── RECORDS PROVIDED

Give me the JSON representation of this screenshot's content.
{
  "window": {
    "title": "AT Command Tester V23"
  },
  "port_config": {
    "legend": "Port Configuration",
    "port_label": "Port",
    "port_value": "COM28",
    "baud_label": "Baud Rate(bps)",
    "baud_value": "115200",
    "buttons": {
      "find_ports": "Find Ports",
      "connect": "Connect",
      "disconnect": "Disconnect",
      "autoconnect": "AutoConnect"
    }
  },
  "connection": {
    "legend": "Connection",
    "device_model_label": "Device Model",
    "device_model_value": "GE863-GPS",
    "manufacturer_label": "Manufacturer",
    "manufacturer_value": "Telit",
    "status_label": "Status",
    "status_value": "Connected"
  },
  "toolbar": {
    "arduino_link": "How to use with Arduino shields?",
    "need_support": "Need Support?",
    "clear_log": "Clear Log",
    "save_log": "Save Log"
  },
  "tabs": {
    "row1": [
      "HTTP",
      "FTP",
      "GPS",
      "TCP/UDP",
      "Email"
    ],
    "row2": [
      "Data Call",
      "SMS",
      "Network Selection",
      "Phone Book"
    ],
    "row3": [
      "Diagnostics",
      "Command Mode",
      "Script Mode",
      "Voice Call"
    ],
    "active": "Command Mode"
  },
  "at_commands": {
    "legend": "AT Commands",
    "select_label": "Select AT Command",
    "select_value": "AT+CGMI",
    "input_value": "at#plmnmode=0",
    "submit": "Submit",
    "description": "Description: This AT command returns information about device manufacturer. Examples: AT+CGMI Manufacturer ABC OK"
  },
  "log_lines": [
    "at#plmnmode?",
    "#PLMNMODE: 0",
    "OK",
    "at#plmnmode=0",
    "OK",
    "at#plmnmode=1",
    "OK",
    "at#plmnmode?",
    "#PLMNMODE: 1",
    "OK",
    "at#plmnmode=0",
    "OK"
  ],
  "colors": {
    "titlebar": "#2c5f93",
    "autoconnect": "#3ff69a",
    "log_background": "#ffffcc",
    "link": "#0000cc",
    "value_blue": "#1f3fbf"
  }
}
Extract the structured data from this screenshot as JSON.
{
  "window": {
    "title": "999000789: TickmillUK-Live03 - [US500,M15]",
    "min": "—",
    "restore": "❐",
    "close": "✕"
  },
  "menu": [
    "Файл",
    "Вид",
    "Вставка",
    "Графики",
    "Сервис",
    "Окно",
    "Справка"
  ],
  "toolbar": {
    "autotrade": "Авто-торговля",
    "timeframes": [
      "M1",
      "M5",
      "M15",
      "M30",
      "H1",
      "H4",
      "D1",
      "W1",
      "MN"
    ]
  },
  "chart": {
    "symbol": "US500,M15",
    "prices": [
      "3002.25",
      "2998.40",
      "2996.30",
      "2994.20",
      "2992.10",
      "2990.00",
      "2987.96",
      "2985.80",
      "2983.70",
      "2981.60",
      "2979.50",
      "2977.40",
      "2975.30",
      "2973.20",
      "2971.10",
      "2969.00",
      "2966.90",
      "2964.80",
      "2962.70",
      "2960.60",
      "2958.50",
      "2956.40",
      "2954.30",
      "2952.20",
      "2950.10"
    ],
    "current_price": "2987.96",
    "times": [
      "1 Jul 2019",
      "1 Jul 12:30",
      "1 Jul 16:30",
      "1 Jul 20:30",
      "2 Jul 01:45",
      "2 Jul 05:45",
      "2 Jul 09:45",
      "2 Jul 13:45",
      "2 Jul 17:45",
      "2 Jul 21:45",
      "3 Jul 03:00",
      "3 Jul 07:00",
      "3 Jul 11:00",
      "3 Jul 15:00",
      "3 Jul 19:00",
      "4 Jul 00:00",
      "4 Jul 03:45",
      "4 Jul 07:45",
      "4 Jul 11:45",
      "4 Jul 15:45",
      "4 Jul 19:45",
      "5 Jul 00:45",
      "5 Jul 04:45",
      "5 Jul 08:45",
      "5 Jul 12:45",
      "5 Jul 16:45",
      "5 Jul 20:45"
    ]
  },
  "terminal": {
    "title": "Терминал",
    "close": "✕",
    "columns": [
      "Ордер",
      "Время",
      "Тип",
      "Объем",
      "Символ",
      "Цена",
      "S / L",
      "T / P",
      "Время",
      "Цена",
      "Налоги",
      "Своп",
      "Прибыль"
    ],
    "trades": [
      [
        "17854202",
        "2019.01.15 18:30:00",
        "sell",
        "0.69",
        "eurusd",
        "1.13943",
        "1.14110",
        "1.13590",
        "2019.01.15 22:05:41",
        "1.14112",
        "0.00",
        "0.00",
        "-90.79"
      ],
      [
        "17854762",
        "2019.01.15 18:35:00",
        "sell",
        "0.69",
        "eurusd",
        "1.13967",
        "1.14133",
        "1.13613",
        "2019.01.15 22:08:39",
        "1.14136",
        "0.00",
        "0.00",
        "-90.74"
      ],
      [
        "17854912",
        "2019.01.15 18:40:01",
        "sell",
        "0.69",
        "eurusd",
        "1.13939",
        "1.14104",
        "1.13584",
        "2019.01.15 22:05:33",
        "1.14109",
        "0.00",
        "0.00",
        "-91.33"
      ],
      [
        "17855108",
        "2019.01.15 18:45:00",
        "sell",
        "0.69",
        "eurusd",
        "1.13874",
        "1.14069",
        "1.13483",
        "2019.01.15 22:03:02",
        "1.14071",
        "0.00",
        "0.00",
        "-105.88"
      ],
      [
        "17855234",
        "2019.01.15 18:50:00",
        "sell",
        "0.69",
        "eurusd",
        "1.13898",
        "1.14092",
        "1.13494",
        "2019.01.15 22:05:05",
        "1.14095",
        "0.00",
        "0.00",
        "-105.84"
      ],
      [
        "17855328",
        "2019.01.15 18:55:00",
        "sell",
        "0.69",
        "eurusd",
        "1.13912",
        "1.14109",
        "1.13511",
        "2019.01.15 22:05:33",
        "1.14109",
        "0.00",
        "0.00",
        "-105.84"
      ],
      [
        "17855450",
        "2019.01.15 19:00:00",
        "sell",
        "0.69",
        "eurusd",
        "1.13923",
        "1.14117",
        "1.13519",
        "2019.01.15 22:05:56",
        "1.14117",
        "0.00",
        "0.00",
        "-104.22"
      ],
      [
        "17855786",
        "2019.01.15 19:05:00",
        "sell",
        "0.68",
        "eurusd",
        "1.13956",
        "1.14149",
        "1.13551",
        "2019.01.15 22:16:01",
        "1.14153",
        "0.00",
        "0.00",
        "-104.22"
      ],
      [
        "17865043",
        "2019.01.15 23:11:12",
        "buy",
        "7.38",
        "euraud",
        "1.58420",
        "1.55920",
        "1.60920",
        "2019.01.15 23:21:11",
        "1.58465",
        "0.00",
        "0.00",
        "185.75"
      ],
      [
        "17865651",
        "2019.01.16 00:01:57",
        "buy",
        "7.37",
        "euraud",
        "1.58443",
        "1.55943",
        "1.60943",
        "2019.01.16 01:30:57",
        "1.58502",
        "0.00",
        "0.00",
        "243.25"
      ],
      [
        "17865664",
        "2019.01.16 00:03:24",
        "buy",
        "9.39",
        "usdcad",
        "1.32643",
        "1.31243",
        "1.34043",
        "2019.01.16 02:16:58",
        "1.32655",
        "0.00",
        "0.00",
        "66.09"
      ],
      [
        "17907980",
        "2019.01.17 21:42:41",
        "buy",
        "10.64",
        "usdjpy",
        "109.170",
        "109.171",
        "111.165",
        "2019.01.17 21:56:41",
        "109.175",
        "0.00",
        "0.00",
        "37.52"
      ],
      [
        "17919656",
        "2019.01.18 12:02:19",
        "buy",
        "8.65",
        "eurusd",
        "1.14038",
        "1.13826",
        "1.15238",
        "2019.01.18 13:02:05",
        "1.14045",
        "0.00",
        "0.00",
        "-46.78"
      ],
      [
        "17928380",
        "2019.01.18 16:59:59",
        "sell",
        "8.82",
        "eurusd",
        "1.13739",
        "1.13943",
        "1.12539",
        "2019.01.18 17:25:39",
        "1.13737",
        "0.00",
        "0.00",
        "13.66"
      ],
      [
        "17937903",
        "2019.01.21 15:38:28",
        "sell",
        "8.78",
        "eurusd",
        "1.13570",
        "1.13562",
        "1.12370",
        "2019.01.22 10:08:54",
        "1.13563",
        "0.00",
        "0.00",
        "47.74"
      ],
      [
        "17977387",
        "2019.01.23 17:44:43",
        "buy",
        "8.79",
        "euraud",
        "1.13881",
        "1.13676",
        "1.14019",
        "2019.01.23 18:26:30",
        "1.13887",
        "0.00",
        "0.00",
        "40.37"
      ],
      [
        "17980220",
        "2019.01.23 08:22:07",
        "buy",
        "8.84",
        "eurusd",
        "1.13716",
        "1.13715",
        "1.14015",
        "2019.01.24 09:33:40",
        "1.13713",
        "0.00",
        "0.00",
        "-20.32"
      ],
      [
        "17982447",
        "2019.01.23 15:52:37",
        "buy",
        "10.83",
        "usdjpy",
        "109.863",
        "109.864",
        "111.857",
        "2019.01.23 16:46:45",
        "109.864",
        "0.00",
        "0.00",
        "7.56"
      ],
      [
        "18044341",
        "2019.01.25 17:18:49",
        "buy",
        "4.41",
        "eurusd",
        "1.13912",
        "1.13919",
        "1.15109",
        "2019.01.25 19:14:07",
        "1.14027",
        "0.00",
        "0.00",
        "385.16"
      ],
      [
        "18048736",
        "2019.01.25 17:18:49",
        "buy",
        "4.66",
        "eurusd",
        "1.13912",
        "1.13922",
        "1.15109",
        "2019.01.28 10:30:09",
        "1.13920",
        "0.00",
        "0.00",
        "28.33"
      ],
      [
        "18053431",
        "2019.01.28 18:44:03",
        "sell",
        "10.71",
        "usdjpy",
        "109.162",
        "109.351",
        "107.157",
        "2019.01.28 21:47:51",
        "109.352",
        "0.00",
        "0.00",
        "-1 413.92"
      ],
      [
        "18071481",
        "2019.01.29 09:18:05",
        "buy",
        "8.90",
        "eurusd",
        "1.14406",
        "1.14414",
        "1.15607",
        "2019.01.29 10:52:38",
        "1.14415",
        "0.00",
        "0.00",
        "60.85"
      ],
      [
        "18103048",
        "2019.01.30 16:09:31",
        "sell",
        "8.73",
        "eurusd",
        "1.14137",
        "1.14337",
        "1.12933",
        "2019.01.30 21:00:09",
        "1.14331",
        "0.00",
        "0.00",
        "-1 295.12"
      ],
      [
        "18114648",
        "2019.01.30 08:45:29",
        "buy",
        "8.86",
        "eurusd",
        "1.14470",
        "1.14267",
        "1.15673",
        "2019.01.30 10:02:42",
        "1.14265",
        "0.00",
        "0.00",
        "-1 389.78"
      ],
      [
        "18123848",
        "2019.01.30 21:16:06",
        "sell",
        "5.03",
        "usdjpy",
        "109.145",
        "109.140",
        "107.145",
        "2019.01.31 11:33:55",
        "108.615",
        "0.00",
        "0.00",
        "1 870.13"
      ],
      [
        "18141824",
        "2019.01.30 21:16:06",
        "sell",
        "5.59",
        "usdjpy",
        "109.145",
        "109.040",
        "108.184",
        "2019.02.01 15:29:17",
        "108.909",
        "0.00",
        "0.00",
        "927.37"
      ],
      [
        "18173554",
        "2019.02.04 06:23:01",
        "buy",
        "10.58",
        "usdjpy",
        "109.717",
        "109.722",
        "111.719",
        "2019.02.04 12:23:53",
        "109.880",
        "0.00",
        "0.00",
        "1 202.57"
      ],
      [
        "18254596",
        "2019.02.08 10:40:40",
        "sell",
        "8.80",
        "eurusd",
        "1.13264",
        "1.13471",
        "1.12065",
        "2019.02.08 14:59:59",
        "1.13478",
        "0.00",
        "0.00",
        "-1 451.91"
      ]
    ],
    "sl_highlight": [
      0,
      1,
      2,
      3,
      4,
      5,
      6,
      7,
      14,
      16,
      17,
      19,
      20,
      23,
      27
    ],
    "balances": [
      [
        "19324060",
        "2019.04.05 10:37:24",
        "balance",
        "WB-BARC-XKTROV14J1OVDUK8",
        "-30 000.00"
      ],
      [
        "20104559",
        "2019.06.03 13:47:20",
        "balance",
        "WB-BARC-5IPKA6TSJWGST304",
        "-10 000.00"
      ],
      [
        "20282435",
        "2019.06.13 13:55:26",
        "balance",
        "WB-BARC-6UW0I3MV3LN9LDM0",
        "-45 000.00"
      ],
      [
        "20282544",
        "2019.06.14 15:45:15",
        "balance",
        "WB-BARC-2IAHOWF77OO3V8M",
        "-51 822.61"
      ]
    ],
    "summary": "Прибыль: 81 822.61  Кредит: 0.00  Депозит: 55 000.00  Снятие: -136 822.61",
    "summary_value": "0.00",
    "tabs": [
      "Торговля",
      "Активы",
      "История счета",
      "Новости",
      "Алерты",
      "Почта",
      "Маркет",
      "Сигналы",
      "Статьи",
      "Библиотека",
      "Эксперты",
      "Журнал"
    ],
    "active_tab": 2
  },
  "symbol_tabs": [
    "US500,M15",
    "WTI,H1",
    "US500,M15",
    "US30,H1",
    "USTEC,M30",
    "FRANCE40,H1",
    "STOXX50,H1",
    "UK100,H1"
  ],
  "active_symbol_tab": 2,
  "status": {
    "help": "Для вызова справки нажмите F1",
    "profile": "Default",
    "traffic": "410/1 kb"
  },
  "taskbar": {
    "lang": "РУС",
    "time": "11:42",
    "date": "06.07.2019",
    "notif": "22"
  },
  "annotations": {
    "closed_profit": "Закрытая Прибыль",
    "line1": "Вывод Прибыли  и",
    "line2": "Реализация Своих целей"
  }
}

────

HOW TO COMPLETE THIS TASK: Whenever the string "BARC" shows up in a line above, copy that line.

ANSWER BELOW:
        "WB-BARC-XKTROV14J1OVDUK8",
        "WB-BARC-5IPKA6TSJWGST304",
        "WB-BARC-6UW0I3MV3LN9LDM0",
        "WB-BARC-2IAHOWF77OO3V8M",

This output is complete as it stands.